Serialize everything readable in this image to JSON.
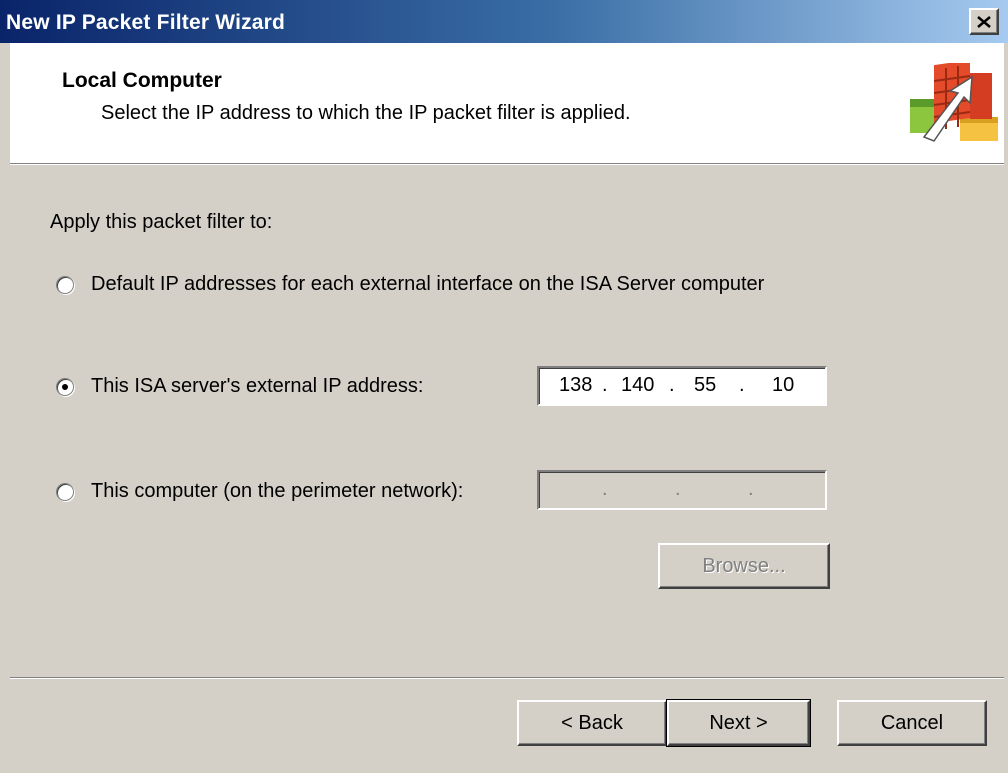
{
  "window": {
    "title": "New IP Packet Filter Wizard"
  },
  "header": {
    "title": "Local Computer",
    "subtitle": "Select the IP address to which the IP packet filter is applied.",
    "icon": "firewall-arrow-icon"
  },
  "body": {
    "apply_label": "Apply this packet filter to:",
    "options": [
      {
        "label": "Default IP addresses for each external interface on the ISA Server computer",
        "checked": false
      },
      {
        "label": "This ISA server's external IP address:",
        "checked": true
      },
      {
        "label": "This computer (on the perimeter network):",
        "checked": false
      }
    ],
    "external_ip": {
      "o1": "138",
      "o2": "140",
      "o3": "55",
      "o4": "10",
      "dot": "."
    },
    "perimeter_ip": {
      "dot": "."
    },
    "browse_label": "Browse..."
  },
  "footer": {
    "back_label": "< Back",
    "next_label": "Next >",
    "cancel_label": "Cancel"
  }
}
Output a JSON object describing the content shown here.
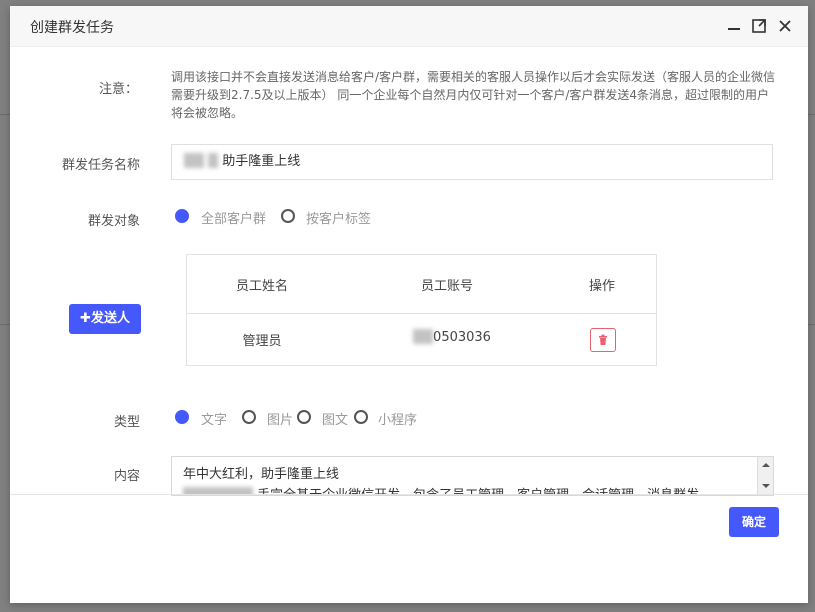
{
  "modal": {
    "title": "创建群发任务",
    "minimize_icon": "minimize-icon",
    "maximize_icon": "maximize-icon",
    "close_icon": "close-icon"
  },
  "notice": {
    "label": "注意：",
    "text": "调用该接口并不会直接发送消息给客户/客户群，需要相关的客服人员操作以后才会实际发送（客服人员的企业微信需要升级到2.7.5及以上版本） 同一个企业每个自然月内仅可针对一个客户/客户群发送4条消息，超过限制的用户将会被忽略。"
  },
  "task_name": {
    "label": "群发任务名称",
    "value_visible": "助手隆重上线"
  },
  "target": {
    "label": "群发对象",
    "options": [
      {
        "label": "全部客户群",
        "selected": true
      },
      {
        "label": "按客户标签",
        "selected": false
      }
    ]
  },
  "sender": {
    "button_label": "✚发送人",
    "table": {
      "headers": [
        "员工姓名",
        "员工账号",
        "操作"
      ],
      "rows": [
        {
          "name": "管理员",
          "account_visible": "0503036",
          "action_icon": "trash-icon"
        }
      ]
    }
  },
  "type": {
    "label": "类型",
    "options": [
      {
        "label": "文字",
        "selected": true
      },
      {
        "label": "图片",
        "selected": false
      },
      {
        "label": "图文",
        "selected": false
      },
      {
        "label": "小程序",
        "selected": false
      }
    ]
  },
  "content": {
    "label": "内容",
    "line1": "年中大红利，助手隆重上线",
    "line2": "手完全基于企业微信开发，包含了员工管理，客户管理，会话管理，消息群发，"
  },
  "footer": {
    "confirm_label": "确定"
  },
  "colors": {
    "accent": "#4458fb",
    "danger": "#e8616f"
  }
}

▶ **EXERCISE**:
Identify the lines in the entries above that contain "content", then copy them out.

▶ **WRITTEN RESPONSE**:
Output a JSON object describing the content shown here.
  "content": {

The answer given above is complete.